Primary myelofibrosis is a condition characterized by the buildup of scar tissue (fibrosis) in the bone marrow, the tissue that produces blood cells. Because of the fibrosis, the bone marrow is unable to make enough normal blood cells. The shortage of blood cells causes many of the signs and symptoms of primary myelofibrosis.
Initially, most people with primary myelofibrosis have no signs or symptoms. Eventually, fibrosis can lead to a reduction in the number of red blood cells, white blood cells, and platelets. A shortage of red blood cells (anemia) often causes extreme tiredness (fatigue) or shortness of breath. A loss of white blood cells can lead to an increased number of infections, and a reduction of platelets can cause easy bleeding or bruising.
Because blood cell formation (hematopoiesis) in the bone marrow is disrupted, other organs such as the spleen or liver may begin to produce blood cells. This process, called extramedullary hematopoiesis, often leads to an enlarged spleen (splenomegaly) or an enlarged liver (hepatomegaly). People with splenomegaly may feel pain or fullness in the abdomen, especially below the ribs on the left side. Other common signs and symptoms of primary myelofibrosis include fever, night sweats, and bone pain.
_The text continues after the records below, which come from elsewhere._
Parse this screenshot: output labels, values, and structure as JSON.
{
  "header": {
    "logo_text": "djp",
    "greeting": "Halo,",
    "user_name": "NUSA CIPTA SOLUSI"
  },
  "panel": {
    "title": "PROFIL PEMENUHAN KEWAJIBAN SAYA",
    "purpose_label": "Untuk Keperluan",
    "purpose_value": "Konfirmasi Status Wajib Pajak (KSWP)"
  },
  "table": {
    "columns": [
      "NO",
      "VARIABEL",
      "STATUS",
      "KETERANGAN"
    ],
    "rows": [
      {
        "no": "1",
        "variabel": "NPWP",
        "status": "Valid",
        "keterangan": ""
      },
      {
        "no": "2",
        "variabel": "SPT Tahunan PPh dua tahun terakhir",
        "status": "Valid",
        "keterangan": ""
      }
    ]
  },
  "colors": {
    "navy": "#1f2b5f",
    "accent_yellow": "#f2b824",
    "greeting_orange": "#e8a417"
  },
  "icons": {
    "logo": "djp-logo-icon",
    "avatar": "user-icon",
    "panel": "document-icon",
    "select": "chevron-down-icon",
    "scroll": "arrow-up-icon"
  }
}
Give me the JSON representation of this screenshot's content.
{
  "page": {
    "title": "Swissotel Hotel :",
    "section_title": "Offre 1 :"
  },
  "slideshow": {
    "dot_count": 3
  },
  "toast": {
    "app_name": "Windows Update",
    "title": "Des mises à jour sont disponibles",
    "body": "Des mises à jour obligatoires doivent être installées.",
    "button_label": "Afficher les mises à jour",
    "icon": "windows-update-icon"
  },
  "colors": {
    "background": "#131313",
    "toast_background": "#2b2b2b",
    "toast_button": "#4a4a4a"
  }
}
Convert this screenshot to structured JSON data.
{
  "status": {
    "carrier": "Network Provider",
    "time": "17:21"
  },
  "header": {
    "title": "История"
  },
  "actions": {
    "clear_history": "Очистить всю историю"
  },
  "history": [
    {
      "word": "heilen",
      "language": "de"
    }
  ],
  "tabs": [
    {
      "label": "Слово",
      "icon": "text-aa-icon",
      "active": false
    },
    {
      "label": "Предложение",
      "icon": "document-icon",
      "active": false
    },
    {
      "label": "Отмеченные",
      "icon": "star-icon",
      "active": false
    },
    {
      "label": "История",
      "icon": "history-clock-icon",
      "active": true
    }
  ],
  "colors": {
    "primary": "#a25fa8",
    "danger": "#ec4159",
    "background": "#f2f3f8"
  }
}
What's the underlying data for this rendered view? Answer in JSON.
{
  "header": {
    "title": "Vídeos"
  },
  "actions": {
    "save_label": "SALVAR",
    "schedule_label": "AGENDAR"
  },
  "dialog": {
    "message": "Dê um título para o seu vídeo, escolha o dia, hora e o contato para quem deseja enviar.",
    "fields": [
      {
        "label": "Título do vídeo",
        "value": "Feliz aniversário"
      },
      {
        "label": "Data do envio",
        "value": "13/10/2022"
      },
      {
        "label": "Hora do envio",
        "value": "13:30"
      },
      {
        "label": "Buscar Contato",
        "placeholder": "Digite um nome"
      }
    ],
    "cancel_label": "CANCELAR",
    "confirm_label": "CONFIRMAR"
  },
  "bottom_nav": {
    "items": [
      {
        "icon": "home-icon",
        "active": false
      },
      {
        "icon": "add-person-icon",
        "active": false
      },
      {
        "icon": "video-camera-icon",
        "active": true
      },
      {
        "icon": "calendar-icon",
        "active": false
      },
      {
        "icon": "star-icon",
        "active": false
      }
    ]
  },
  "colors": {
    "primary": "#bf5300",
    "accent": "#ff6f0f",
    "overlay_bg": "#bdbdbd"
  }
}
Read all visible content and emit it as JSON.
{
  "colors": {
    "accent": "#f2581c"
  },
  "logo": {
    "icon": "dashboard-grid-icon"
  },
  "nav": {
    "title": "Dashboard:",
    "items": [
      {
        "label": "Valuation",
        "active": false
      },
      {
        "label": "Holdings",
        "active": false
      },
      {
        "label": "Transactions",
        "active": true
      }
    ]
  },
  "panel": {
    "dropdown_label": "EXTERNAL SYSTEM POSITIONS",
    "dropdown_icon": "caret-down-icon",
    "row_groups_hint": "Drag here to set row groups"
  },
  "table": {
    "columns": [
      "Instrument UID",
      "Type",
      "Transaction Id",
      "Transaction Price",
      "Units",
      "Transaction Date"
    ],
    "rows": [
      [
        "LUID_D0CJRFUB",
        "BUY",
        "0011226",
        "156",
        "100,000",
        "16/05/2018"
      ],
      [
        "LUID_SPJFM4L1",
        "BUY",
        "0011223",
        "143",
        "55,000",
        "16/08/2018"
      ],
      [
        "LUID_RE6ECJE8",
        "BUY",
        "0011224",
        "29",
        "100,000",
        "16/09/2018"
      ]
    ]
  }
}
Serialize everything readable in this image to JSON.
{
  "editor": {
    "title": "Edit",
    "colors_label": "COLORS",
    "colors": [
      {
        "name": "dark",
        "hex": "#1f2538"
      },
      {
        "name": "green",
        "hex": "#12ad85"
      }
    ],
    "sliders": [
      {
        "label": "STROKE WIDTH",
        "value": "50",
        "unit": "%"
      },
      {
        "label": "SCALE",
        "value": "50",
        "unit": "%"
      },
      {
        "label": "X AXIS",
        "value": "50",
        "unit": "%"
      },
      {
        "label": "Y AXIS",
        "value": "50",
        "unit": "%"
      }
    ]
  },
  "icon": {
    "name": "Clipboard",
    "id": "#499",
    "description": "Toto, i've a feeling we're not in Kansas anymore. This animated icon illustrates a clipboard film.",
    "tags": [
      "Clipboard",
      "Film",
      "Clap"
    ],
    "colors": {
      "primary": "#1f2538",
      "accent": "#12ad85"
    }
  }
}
Primary myelofibrosis is most commonly diagnosed in people aged 50 to 80 but can occur at any age.
Bone marrow is the soft, fatty tissue inside your bones. Stem cells are immature cells in the bone marrow that develop into all of your blood cells.
Your blood is made of:
- Red blood cells (which carry oxygen to your tissues)
- White blood cells (which fight infection)
- Platelets (which help your blood clot)
When the bone marrow is scarred, it cannot make enough blood cells. Anemia, bleeding problems, and a higher risk for infections may occur.
As a result, the liver and spleen try to make some of these blood cells. This causes these organs to swell.
The cause of myelofibrosis is often unknown. There are no known risk factors. When it occurs, it often develops slowly in people over age 50. Women and men are equally affected. There is an increased occurrence of this condition in Ashkenazi Jews.
Blood and bone marrow cancers, such as myelodysplastic syndrome, leukemia, and lymphoma, may also cause bone marrow scarring. This is called secondary myelofibrosis.
Symptoms may include any of the following:
- Abdominal fullness, pain, or feeling full before finishing a meal (because of an enlarged spleen)
- Bone pain
- Easy bleeding, bruising
- Increased likelihood of getting an infection
- Pale skin
- Shortness of breath with exercise
- Weight loss
- Night sweats
- Low-grade fever
- Enlarged liver
- Dry cough
- Itchy skin
Bone marrow or stem cell transplant may improve symptoms and may cure the disease. This treatment is usually considered for younger people.
Other treatment may involve:
- Blood transfusions and medicines to correct anemia
- Radiation and chemotherapy
- Medicines to target a genetic mutation linked to this disease, if present
- Removal of the spleen (splenectomy) if swelling causes symptoms, or to help with anemia
- FDA-Approved Treatments
- The medication(s) listed below have been approved by the Food and Drug Administration (FDA) as orphan products for the treatment of this condition. Learn more orphan products.
- Ruxolitinib Phosphate (Brand name: Jakafi) – Manufactured by Incyte Corporation
- FDA-approved indication: Treatment of patients with intermediate or high-risk myelofibrosis, including primary myelofibrosis, post-polycythemia vera myelofibrosis, and post-essential thrombocythemia myelofibrosis. Treatment of patients with polycythemia vera who have had an inadequate response to or are intolerant of hydroxyurea.
The health care provider will perform a physical exam and ask about the symptoms.
Tests that may be done include:
• Complete blood count (CBC) with blood smear to check different types of blood cells
• Measuring tissue damage (LDH enzyme level)
• Genetic testing
• Bone marrow biopsy to diagnose the condition and to check for bone marrow cancers